What you need to do — Scan the records below. Copy every line in which the word "screenshot" appears.

###

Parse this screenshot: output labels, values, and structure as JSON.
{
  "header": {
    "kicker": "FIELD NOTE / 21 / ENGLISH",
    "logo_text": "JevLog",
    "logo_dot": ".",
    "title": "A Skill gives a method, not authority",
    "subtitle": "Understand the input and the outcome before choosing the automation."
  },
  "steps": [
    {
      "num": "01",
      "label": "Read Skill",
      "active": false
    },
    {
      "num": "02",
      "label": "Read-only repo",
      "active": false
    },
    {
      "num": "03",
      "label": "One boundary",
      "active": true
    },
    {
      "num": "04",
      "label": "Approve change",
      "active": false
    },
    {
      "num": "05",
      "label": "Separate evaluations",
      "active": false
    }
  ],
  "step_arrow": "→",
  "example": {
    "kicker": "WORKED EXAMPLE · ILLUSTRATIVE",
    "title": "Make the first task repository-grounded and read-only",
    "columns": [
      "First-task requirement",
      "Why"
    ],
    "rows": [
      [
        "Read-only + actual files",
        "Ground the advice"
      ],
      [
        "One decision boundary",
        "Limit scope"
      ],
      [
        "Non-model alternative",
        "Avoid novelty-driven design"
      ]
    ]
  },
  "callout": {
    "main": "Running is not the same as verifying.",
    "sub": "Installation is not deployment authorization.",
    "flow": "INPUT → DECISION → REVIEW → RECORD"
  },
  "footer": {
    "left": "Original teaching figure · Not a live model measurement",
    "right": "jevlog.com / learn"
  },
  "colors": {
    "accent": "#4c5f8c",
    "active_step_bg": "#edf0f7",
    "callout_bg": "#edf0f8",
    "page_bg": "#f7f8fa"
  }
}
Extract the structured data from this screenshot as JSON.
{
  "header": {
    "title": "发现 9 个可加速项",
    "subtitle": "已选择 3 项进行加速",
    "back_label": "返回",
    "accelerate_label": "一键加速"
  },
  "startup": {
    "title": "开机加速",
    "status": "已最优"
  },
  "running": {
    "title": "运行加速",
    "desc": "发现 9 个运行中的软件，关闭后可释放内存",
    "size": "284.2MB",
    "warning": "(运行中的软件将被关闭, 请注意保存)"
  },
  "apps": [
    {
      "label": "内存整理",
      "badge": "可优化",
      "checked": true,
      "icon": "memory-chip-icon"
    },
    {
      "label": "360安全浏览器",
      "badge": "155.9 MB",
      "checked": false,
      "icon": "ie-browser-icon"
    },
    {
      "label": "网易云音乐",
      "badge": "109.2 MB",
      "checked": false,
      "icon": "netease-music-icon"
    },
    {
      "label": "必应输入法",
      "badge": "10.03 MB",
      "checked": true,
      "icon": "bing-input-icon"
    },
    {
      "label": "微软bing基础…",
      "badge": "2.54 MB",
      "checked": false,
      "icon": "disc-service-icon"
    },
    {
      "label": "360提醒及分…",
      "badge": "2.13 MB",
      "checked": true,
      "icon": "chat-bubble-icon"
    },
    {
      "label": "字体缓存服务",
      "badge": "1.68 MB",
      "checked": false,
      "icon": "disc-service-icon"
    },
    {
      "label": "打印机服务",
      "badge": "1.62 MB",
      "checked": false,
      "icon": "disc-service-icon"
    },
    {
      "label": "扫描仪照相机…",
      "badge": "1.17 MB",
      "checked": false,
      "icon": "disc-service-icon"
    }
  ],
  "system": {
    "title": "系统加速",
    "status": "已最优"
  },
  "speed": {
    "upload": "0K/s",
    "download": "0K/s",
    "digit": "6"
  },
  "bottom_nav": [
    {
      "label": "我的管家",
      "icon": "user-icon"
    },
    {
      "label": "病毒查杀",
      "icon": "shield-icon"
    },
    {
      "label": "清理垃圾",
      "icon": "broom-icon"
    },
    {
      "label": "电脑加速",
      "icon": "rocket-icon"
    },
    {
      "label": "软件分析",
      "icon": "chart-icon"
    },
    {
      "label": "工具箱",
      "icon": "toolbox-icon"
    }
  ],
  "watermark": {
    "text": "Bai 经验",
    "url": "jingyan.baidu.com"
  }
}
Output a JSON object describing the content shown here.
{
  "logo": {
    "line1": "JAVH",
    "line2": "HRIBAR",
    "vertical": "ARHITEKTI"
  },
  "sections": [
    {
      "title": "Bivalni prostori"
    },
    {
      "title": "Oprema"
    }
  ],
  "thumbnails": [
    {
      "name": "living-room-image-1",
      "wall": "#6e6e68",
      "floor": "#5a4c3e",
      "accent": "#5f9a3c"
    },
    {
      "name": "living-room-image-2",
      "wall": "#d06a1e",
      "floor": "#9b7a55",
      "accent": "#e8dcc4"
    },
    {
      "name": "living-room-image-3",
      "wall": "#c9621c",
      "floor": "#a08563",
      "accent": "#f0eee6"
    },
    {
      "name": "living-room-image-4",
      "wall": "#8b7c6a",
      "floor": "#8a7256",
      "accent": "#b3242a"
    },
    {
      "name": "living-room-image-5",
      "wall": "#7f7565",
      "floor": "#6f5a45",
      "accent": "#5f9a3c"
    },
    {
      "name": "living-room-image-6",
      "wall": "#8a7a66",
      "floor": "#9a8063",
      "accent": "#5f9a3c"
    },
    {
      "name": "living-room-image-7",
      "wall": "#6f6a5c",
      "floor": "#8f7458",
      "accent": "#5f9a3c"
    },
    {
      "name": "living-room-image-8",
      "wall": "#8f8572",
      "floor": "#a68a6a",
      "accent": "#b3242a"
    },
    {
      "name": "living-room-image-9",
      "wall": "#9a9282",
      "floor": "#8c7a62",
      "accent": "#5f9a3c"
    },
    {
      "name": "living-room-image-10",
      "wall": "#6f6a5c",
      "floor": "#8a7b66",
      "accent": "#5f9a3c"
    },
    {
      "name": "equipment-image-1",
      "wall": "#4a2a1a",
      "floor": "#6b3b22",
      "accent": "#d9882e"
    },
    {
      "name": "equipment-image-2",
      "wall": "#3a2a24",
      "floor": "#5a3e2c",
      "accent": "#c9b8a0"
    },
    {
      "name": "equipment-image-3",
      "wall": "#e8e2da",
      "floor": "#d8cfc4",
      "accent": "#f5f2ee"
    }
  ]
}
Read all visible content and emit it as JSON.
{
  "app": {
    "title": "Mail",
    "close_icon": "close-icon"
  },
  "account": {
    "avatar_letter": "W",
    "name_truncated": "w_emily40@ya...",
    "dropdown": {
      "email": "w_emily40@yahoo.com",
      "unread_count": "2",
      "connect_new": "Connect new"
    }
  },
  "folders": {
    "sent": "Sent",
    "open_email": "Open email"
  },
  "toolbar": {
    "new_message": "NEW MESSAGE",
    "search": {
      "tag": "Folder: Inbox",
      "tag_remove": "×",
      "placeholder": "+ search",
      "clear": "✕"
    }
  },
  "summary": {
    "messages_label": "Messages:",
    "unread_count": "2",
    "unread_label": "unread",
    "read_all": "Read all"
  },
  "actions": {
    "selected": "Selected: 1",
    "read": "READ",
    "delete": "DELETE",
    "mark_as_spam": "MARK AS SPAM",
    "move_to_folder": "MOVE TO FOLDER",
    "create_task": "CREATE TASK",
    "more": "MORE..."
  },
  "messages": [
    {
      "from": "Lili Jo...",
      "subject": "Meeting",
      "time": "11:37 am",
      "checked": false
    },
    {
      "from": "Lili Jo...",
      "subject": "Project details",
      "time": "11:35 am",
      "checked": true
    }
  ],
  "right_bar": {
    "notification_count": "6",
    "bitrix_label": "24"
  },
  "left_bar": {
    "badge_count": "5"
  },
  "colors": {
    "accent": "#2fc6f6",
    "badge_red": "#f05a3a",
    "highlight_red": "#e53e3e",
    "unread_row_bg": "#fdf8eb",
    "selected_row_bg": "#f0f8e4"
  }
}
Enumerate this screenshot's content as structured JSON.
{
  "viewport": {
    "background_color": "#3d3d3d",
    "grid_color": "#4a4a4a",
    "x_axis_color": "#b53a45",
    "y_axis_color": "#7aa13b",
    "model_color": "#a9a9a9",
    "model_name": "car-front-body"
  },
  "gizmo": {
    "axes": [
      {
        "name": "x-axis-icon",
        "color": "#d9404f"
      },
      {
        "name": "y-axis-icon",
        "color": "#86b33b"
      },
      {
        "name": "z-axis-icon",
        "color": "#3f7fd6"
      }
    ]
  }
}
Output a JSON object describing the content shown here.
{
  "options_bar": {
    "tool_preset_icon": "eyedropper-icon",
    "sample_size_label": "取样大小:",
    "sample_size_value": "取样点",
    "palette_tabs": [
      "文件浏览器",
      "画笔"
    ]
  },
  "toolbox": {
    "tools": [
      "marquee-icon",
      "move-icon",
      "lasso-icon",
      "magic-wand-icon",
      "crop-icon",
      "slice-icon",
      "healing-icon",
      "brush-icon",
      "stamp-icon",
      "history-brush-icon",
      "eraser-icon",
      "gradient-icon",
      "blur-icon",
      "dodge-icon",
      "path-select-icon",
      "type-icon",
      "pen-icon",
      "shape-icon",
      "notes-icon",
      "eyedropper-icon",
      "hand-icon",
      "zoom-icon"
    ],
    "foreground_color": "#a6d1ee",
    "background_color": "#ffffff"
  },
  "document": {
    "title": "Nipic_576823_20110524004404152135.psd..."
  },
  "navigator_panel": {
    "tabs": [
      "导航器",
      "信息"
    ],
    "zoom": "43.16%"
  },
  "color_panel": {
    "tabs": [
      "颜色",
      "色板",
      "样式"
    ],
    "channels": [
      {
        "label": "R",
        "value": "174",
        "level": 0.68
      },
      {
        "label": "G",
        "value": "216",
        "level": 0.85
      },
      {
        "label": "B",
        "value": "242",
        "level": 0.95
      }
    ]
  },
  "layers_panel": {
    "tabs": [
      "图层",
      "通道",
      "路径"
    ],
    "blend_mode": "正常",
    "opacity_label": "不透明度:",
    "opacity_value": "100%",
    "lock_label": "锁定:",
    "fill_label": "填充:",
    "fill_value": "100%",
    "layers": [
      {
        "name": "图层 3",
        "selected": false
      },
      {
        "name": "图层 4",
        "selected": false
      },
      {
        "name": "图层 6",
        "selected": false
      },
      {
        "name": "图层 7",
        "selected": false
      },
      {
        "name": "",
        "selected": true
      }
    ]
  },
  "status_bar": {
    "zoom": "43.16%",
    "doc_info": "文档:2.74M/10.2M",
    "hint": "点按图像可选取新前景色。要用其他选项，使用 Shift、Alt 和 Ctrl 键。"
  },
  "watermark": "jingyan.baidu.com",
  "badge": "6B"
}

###

Written response —
Parse this screenshot: output labels, values, and structure as JSON.
Extract the structured data from this screenshot as JSON.
Enumerate this screenshot's content as structured JSON.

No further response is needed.